## EXERCISE DESCRIPTION:
Sort through the data and copy the lines holding the word "profile".

++++ RECORDS SUPPLIED

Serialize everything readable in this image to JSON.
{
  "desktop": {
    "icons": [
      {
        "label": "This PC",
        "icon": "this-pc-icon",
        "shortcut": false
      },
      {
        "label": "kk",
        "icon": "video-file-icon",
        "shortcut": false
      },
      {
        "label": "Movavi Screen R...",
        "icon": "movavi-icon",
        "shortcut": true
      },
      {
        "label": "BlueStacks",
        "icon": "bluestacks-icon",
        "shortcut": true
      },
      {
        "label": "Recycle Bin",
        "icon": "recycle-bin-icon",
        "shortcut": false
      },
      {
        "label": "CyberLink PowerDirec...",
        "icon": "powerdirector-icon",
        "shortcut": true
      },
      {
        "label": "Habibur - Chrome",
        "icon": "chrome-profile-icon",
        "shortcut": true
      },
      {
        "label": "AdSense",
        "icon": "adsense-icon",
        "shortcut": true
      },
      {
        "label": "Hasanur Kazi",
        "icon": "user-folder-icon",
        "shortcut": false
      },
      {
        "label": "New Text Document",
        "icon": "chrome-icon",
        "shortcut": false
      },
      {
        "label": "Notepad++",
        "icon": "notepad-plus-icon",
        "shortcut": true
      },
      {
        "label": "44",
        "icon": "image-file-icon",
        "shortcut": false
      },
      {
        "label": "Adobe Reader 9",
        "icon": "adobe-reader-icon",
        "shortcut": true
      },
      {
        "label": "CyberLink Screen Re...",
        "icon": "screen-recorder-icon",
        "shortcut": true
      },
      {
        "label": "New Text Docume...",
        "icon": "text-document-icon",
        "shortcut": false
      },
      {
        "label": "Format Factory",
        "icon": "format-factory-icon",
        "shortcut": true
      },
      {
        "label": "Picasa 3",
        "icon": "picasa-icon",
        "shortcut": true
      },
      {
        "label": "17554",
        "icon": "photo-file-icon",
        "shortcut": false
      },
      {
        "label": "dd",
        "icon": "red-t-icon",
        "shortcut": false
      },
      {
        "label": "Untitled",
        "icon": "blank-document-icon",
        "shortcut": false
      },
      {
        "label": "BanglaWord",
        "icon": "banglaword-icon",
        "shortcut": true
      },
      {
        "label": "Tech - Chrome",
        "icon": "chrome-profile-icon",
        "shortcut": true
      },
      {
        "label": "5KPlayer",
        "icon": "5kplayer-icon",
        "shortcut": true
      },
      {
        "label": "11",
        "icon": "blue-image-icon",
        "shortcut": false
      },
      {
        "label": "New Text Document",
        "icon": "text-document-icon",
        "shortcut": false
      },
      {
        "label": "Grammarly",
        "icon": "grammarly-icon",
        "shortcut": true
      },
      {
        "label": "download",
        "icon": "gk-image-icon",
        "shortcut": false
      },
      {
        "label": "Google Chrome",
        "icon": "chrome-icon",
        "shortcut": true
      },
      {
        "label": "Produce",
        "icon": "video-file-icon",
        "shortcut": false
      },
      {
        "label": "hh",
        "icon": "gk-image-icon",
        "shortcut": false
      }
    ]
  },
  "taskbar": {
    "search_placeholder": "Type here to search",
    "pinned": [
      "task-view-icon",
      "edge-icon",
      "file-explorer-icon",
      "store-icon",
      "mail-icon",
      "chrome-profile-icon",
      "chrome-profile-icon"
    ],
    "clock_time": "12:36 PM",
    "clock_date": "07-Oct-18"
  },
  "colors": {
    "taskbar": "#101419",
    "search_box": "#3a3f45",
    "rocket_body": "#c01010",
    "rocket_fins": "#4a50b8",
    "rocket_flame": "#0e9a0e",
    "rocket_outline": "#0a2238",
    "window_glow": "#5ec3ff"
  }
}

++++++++

## TASK ANSWER:
        "icon": "chrome-profile-icon",
        "icon": "chrome-profile-icon",
      "chrome-profile-icon",
      "chrome-profile-icon"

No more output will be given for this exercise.